> **Required action**
Look through the material that follows and show every line with the string "true".

BEGIN Available data

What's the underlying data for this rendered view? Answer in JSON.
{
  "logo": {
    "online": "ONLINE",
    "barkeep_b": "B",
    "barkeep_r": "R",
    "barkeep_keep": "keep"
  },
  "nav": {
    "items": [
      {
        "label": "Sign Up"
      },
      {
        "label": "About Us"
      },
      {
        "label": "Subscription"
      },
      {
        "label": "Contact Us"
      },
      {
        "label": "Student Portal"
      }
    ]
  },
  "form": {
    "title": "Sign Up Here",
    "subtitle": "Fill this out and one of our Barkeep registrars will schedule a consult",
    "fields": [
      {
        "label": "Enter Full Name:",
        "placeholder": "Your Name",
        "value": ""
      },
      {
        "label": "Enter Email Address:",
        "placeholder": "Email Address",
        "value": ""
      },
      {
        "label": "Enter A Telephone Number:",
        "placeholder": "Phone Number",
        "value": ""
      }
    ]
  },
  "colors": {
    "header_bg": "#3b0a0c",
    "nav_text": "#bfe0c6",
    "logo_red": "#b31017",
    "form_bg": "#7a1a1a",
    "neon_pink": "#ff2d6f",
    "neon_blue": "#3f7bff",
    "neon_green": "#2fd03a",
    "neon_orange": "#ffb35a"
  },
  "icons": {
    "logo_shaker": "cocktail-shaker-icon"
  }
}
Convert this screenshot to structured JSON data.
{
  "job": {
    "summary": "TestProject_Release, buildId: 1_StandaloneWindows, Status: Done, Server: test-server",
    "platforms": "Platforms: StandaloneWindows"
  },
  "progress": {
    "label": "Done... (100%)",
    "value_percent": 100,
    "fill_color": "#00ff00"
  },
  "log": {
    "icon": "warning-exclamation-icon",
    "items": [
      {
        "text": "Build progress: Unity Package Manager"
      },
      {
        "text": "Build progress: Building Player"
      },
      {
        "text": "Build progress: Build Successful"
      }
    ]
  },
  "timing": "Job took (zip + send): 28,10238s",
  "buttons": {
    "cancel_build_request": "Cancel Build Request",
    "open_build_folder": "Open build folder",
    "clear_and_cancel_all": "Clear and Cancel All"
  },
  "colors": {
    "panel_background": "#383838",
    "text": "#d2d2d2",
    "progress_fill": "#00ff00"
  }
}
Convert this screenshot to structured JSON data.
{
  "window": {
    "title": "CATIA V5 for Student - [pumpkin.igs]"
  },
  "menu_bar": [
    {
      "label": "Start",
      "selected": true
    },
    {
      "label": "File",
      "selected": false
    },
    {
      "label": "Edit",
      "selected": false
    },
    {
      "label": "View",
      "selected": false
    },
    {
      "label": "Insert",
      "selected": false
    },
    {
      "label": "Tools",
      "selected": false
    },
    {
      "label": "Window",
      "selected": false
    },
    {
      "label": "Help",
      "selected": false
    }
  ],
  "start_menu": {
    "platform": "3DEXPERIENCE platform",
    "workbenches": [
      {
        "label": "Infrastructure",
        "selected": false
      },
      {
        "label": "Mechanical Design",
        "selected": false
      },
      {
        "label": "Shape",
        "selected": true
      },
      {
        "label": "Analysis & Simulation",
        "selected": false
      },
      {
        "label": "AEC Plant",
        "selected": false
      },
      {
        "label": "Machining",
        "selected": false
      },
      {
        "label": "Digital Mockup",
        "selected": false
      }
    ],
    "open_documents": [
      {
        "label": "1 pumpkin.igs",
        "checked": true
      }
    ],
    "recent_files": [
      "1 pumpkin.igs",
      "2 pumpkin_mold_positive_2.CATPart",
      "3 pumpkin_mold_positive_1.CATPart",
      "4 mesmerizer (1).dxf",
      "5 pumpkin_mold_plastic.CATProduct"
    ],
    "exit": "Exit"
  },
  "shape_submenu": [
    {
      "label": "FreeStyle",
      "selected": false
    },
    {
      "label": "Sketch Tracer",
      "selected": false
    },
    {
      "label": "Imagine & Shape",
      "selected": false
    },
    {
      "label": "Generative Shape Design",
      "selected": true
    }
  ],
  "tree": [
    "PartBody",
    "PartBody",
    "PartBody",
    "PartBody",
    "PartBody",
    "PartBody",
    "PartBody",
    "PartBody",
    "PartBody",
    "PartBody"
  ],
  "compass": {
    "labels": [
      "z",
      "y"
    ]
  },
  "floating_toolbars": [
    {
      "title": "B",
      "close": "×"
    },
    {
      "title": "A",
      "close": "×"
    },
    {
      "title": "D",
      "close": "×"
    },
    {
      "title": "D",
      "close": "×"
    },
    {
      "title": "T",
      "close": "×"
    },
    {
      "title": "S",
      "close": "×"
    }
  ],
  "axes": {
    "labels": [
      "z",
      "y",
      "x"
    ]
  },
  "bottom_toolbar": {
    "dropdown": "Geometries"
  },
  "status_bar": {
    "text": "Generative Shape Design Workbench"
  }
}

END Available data

> **Expected answer**
      "selected": true
        "selected": true
        "checked": true
      "selected": true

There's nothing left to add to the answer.